(Interface dataset entries)
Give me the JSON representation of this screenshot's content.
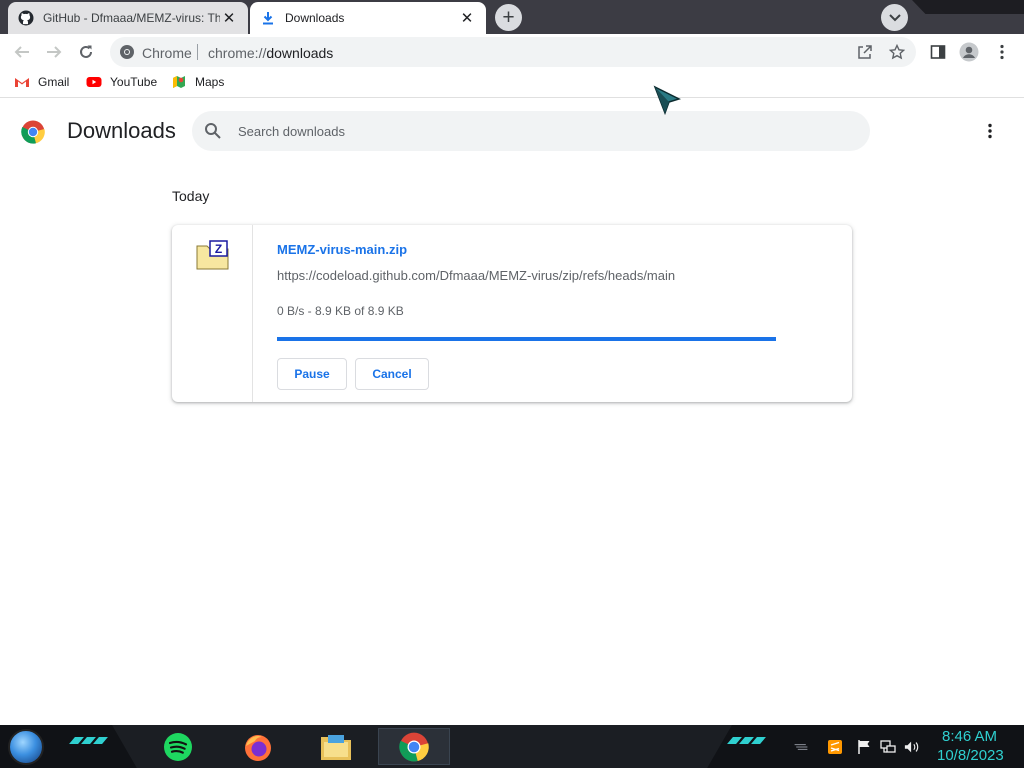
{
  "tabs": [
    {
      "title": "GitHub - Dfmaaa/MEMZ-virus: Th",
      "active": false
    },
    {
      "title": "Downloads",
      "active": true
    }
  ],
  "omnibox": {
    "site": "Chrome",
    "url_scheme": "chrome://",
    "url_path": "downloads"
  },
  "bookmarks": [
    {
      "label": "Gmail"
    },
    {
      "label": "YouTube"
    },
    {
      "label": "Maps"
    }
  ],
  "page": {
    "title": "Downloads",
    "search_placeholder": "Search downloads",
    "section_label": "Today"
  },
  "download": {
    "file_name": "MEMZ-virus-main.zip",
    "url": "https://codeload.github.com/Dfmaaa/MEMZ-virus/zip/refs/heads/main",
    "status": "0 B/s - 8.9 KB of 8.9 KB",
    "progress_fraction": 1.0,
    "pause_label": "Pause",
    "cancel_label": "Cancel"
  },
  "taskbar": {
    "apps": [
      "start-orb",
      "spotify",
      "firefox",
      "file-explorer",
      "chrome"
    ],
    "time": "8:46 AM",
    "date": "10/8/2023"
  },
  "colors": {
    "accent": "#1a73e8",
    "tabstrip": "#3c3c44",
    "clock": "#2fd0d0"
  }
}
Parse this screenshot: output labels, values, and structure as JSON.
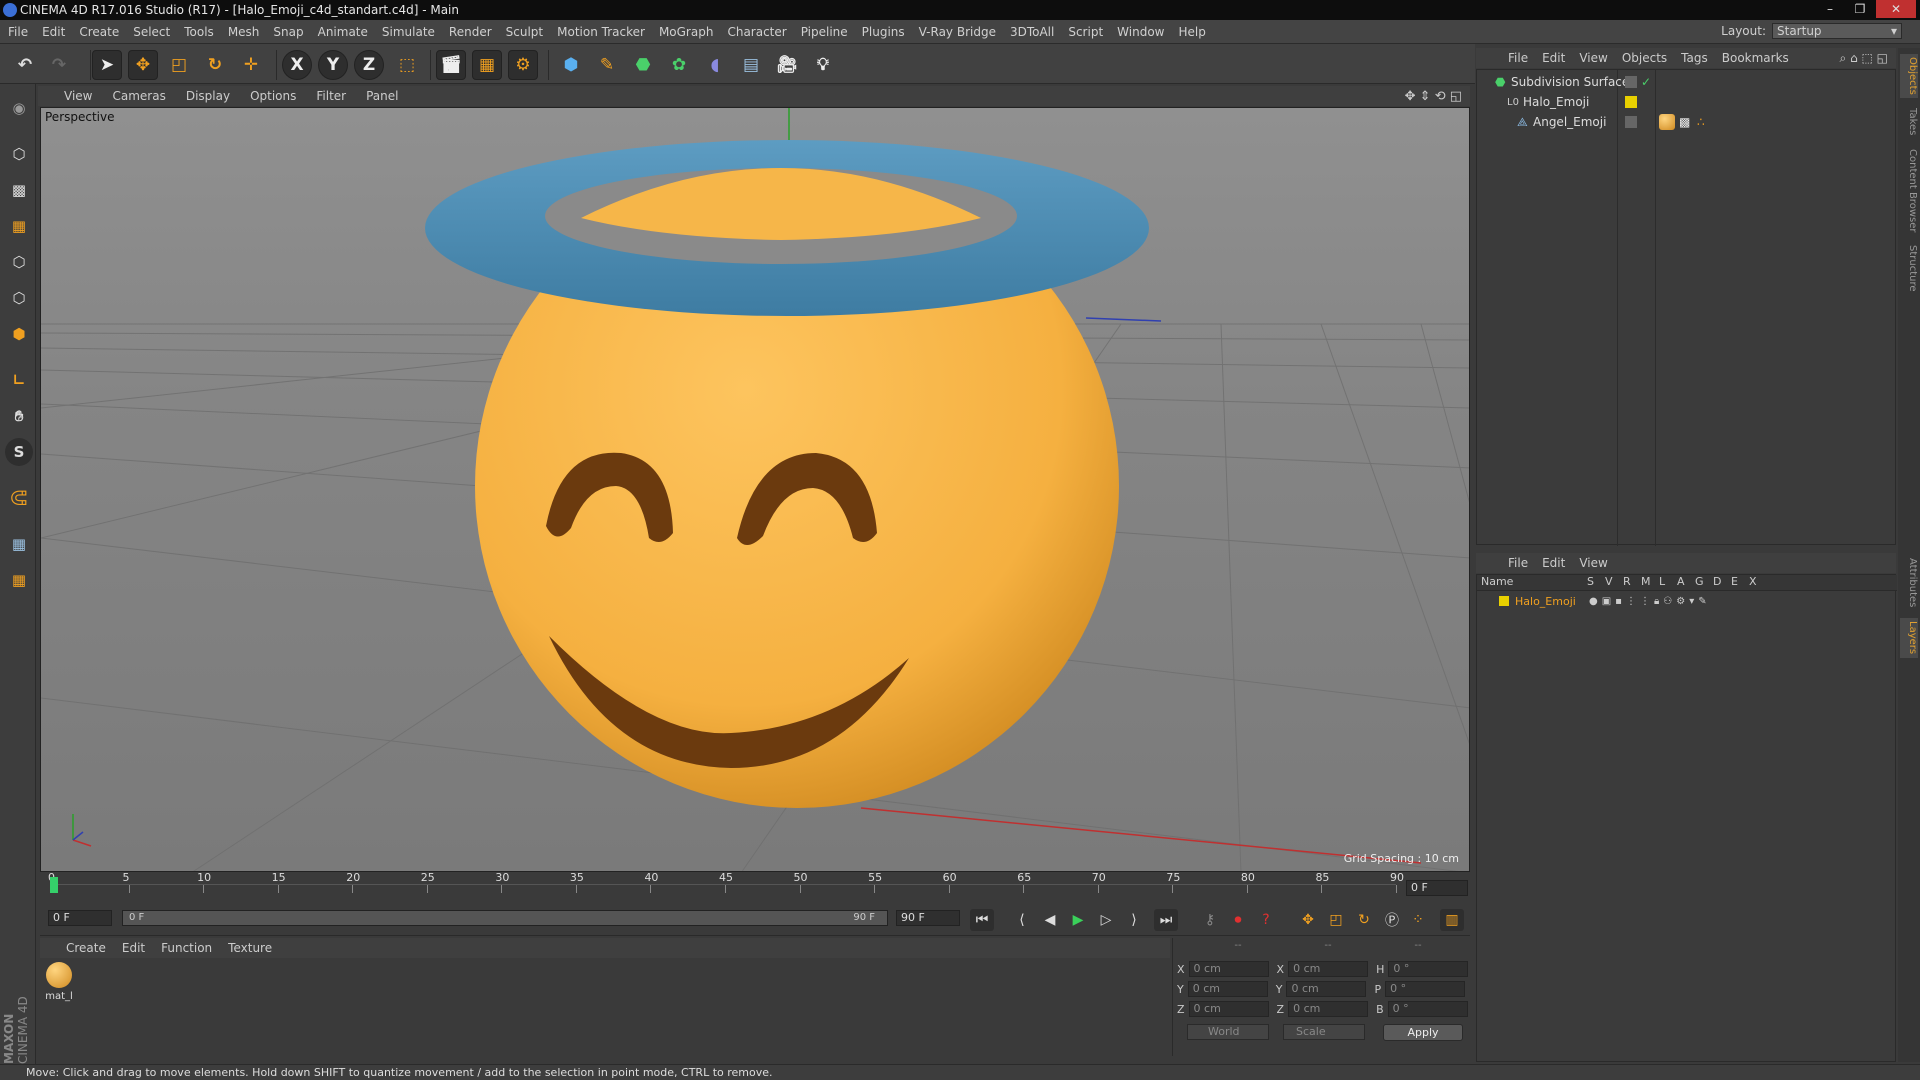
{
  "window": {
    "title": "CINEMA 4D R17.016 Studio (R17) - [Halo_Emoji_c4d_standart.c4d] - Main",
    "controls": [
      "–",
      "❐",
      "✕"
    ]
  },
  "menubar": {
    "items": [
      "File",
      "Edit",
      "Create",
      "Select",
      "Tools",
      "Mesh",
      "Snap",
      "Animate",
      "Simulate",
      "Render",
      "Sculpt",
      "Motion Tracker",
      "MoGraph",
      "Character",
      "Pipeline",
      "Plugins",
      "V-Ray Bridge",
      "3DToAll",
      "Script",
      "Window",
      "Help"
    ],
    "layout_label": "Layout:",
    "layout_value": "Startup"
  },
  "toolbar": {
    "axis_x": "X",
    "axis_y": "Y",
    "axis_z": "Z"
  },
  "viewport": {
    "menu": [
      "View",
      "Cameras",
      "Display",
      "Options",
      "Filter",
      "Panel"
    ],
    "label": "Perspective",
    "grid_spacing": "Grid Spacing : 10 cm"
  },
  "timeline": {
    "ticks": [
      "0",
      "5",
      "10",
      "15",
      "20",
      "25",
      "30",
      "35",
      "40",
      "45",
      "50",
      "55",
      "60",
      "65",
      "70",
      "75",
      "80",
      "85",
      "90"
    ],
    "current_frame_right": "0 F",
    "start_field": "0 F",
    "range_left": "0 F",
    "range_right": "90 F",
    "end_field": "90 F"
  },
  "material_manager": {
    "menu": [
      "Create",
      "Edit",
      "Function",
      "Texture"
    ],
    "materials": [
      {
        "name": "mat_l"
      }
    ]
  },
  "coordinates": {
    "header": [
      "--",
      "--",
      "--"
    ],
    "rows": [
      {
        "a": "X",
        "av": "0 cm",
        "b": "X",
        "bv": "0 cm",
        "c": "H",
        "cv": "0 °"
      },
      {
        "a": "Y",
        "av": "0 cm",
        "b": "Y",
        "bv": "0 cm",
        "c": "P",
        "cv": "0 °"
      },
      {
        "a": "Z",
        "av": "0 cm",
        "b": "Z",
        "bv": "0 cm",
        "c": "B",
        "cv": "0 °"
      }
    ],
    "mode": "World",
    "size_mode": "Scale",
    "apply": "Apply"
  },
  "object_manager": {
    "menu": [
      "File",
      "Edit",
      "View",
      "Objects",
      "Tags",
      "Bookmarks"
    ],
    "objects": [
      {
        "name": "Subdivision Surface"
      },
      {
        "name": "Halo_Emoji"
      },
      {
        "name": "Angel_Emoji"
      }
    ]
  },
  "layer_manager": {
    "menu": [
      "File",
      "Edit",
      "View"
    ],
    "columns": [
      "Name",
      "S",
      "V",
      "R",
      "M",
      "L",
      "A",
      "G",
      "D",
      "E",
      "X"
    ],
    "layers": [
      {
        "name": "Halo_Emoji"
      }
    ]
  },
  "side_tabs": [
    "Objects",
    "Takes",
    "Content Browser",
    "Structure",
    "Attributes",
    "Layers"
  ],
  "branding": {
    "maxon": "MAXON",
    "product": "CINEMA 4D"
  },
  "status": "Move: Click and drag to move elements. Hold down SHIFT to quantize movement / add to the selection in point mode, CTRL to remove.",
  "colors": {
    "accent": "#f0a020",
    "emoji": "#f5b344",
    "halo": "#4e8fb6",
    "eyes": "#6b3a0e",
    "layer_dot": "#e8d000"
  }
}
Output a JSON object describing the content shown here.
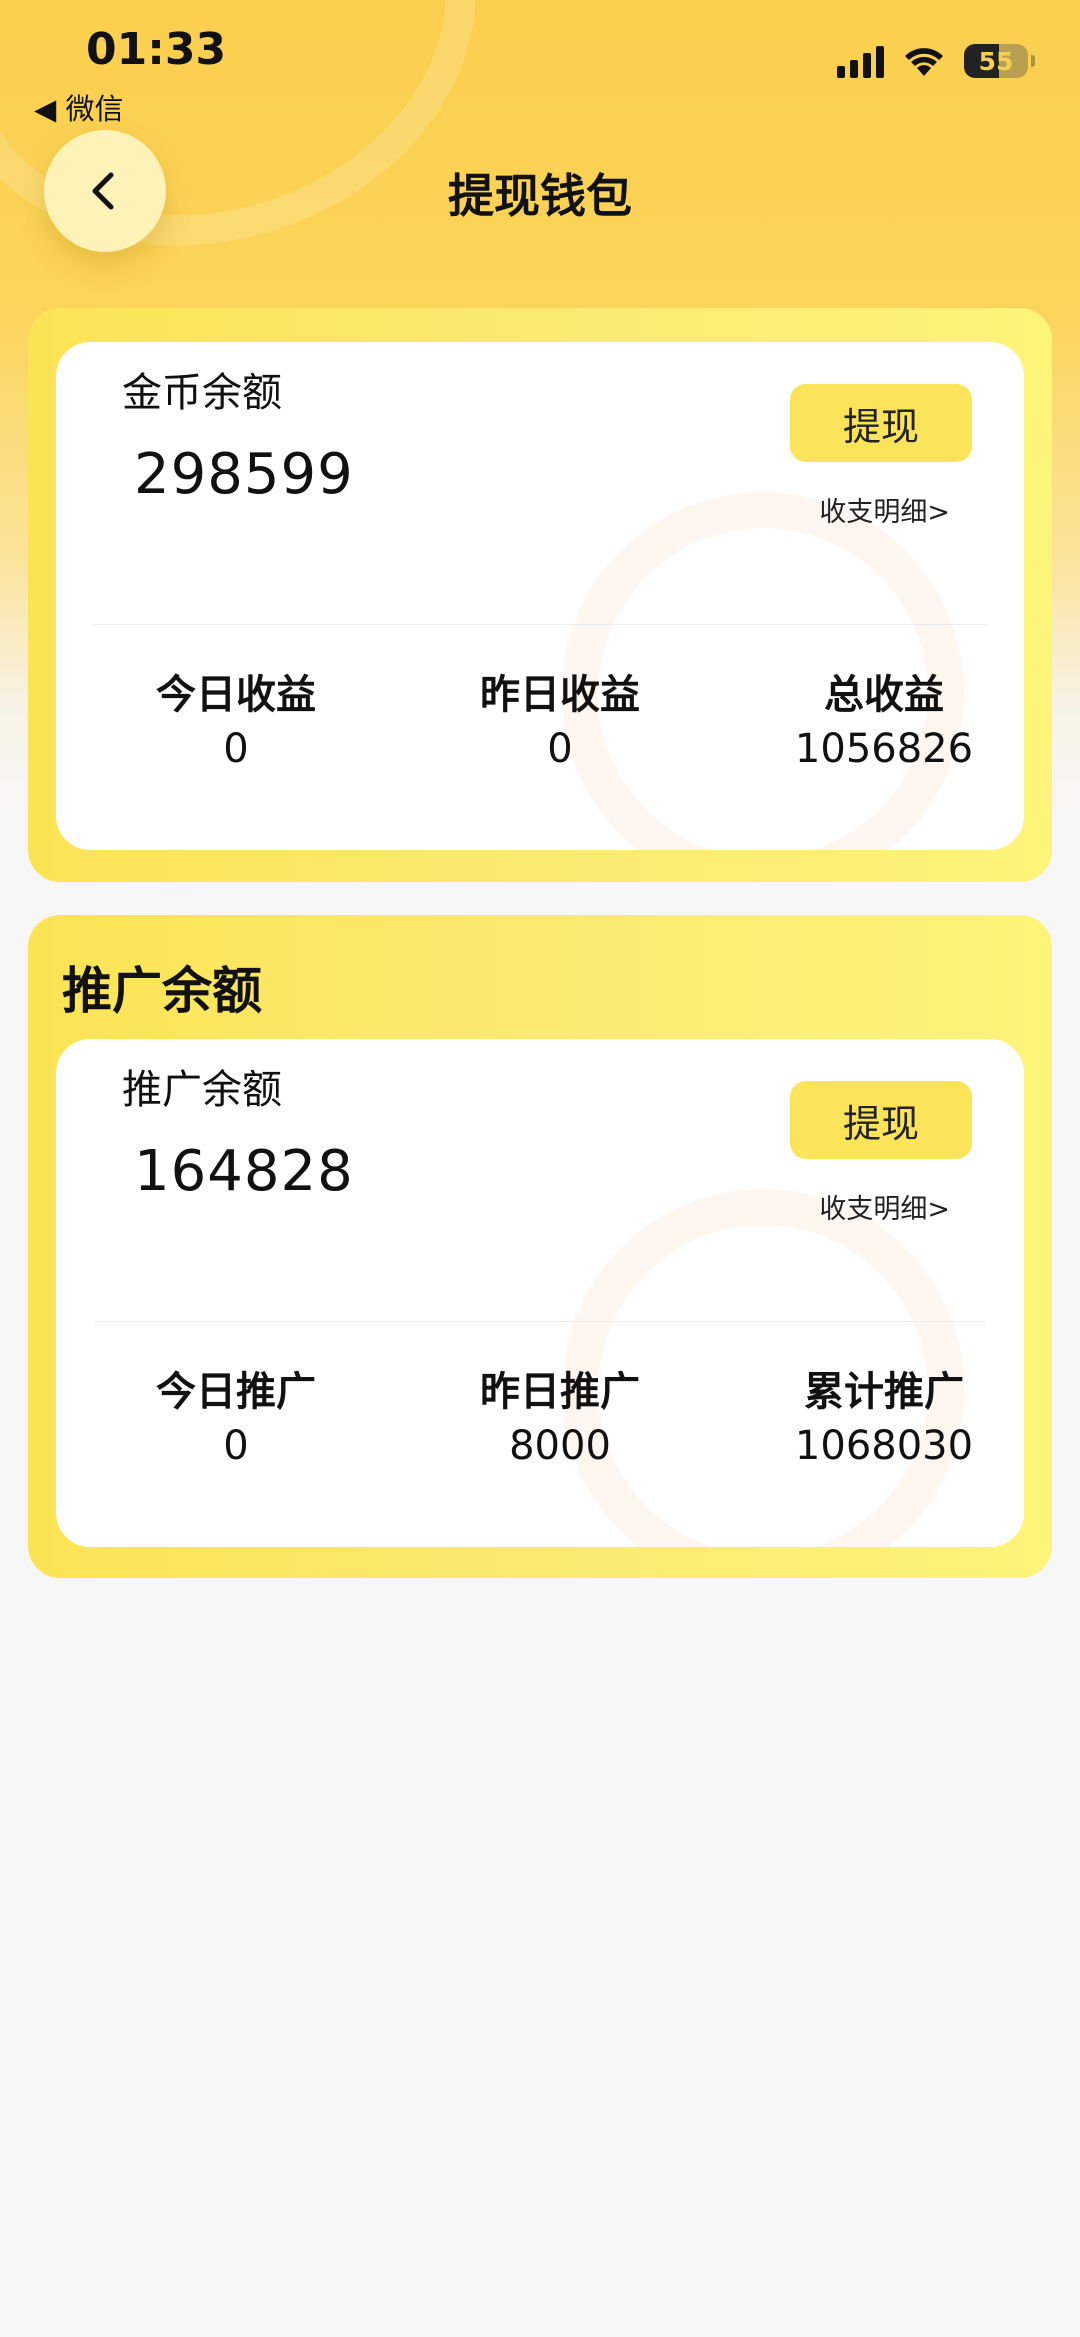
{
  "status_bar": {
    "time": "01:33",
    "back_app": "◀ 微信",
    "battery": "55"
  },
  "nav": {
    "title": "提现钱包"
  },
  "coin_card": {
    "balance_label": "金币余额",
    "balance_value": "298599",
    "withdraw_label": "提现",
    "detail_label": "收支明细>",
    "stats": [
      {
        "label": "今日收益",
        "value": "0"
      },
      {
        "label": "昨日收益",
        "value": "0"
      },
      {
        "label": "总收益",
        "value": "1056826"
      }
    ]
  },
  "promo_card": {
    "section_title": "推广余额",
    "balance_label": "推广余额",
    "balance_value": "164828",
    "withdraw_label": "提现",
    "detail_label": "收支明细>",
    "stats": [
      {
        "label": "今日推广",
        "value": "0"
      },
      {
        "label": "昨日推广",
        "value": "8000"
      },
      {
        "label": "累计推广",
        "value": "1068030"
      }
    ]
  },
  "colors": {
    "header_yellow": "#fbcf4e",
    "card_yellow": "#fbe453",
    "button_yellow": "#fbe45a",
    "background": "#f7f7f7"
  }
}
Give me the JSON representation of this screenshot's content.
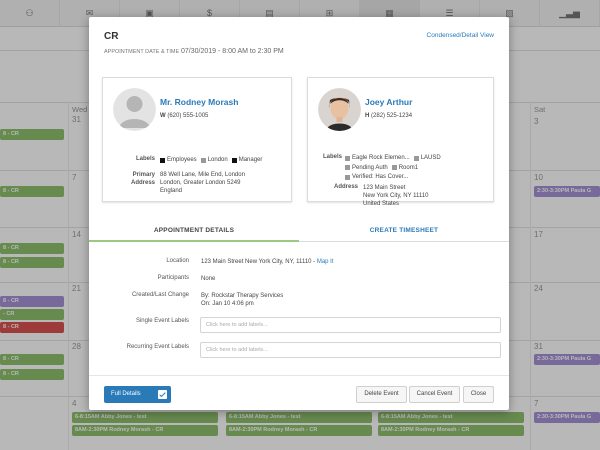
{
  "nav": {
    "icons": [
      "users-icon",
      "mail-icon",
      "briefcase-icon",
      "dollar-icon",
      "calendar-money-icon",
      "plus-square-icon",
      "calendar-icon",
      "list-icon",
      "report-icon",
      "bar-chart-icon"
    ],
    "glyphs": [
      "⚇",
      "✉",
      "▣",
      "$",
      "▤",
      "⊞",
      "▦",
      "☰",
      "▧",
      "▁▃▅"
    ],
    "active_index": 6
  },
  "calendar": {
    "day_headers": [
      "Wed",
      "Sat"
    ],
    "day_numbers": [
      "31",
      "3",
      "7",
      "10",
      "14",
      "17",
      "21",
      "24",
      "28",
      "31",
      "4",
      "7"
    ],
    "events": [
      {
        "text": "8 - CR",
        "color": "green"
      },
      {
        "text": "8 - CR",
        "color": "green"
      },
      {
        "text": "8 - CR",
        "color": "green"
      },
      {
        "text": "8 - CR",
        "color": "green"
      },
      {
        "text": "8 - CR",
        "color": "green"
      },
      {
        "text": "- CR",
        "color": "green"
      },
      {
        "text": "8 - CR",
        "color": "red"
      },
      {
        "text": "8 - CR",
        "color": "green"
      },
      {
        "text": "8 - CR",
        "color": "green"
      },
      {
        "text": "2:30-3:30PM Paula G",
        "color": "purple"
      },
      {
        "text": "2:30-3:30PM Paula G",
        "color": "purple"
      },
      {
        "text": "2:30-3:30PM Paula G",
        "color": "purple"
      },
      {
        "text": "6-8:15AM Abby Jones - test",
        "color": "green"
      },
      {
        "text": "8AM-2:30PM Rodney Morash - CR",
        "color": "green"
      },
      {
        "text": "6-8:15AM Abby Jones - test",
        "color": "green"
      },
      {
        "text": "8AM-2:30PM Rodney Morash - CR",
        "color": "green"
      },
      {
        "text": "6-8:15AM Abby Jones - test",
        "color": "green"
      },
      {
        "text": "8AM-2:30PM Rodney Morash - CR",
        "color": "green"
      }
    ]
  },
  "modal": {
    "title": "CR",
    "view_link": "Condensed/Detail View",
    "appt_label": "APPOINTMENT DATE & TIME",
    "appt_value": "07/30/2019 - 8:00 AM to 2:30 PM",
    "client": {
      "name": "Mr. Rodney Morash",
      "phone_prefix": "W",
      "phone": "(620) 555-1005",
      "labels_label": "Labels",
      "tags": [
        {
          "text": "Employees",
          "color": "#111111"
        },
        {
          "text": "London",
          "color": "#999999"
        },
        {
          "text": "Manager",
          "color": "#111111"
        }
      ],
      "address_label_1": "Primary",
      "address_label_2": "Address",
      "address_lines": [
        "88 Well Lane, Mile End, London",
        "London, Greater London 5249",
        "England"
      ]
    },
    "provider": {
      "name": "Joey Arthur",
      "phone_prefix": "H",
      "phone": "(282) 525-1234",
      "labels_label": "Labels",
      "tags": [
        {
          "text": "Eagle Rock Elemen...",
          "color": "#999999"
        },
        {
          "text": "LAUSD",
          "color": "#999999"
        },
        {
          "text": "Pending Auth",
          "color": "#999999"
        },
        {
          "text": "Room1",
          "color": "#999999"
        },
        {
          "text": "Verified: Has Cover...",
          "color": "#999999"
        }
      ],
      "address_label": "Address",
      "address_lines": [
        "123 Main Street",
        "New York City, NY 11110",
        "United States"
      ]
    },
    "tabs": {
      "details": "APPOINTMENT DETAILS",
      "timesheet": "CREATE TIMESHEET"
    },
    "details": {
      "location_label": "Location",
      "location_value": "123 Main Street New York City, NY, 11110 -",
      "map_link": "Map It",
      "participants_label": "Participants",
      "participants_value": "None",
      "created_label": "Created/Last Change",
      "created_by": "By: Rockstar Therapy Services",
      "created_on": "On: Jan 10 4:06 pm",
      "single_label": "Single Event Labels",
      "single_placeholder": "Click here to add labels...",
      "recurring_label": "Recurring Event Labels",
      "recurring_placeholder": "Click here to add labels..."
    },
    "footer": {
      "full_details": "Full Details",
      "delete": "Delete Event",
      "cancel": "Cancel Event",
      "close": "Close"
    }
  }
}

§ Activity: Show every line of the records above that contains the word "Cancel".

§ Result for this task:
    "cancel_label": "Cancel"
      "cancel": "Cancel Event",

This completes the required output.